When Alison was just nine months old, she was diagnosed with a mild case of cerebral palsy. To this day, she and her doctors still aren’t certain if that’s what she had or if the symptoms she had then were just early signs of a rare condition that would appear later in her life: Pompe disease. Alison was slow to walk and underwent physical therapy as a toddler. As a teen, Alison also had elevated liver enzymes. She saw a specialist for years, but no issues with her liver were ever actually discovered.
At age 33, Alison sought out a neurologist for the first time:
“I started to have muscle weakness.

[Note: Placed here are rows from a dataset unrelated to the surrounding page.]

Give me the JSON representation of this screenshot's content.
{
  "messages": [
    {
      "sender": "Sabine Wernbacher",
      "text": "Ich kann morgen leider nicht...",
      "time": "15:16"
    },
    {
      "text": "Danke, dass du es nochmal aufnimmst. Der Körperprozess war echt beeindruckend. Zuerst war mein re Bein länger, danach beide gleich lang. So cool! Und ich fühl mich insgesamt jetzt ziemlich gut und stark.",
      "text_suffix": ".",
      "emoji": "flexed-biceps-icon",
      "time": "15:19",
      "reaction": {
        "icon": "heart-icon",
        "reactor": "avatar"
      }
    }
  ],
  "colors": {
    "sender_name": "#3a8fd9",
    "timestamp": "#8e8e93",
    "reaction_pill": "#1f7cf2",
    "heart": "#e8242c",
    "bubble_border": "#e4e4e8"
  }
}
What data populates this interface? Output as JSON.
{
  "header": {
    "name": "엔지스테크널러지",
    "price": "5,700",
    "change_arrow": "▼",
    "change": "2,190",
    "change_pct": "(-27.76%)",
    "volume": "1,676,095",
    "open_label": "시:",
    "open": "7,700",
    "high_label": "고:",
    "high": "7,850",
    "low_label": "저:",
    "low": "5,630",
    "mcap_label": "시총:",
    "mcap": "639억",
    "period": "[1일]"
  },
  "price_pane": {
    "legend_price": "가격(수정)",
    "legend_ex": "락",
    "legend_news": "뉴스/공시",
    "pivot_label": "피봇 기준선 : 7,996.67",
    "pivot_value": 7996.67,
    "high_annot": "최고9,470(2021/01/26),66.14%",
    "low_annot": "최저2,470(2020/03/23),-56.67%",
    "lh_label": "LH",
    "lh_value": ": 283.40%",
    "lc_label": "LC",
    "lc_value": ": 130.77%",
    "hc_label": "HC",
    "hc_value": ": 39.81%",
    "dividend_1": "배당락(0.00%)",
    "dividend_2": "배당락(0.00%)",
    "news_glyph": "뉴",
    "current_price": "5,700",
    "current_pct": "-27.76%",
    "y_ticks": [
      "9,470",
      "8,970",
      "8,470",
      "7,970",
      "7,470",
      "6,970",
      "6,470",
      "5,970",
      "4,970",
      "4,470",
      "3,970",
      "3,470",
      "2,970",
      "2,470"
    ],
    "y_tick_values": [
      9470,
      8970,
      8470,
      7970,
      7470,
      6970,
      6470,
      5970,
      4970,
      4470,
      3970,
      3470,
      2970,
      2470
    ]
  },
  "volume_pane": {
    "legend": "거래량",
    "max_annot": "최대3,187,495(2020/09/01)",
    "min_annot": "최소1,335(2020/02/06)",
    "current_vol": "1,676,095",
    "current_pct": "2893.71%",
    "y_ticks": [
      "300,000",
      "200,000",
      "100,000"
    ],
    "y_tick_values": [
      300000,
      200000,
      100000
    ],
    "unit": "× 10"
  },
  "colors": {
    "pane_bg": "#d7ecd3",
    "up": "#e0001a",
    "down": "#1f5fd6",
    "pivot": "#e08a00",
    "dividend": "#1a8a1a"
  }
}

My blood work revealed that I had muscle damage.”
In about four months, Alison would receive her Pompe disease diagnosis.
About Pompe Disease
Pompe disease, which is also known as glycogen storage disease type II, is a genetic, metabolic disorder. This disease can cause damage to the nerves and muscles throughout the body, and is the result of the excessive buildup of glycogen in the cellular lysosome. This occurs because of the deficiency of a certain enzyme. The disease is the result of a genetic mutation that appears on chromosome 17. Symptoms of Pompe disease vary depending on when it appears. They can include poor growth, trouble feeding, enlarged heart, poor muscle tone, muscle weakness, and breathing problems. There is also a late onset form that mostly differs by the absence of heart abnormalities. The primary treatment for Pompe disease is enzyme replacement. While this treatment can improve symptoms and survival, a high dosage is necessary and it primarily only halts disease progression. To learn more about Pompe disease, click here.
After her diagnosis, Alison was presented with two options: begin treatment with the currently available medicine for Pompe disease, or join a clinical trial that was testing an experimental new therapy.
“I looked into this trial and I was pretty excited about the opportunity to potentially have access to a better treatment. I also had this sense of duty as someone living with a rare disease to help companies continue to develop in this space…and to do so, they do need participants.”
This drug, now called Nexviazyme, was recently approved for the treatment of Pompe disease by the US Food and Drug Administration (FDA), and Alison continues to use it to this day. Being on treatment is critical for Pompe patients like Alison, who otherwise will see their disease progress steadily and lose a lot of function. The treatment has slowed disease progression, and Alison says she has also seen improvements in some areas.
Alison also started a company that could benefit many rare disease patients that have muscle weakness that affects their walking or balance. Alison started trying to wear no-slip socks to help her walk more confidently on smooth surfaces, such as hardwood floors.
However, the socks were cumbersome and bulky; they also came in weird colors. Alison thought she could make a better no-slip sock. The company, called Gripjoy, produces elegant and practical no-slip socks that are better suited for everyday use. Ten percent of profits help support the Pompe disease community.
“Getting diagnosed with a rare disease is a very difficult experience, but it doesn’t have to mean that your life is over, so much good can come from it. The people I have met through my Pompe network are incredible friends that I would otherwise have never gotten to know. I also encourage patients to get involved in clinical trials. My experience was overwhelmingly positive.”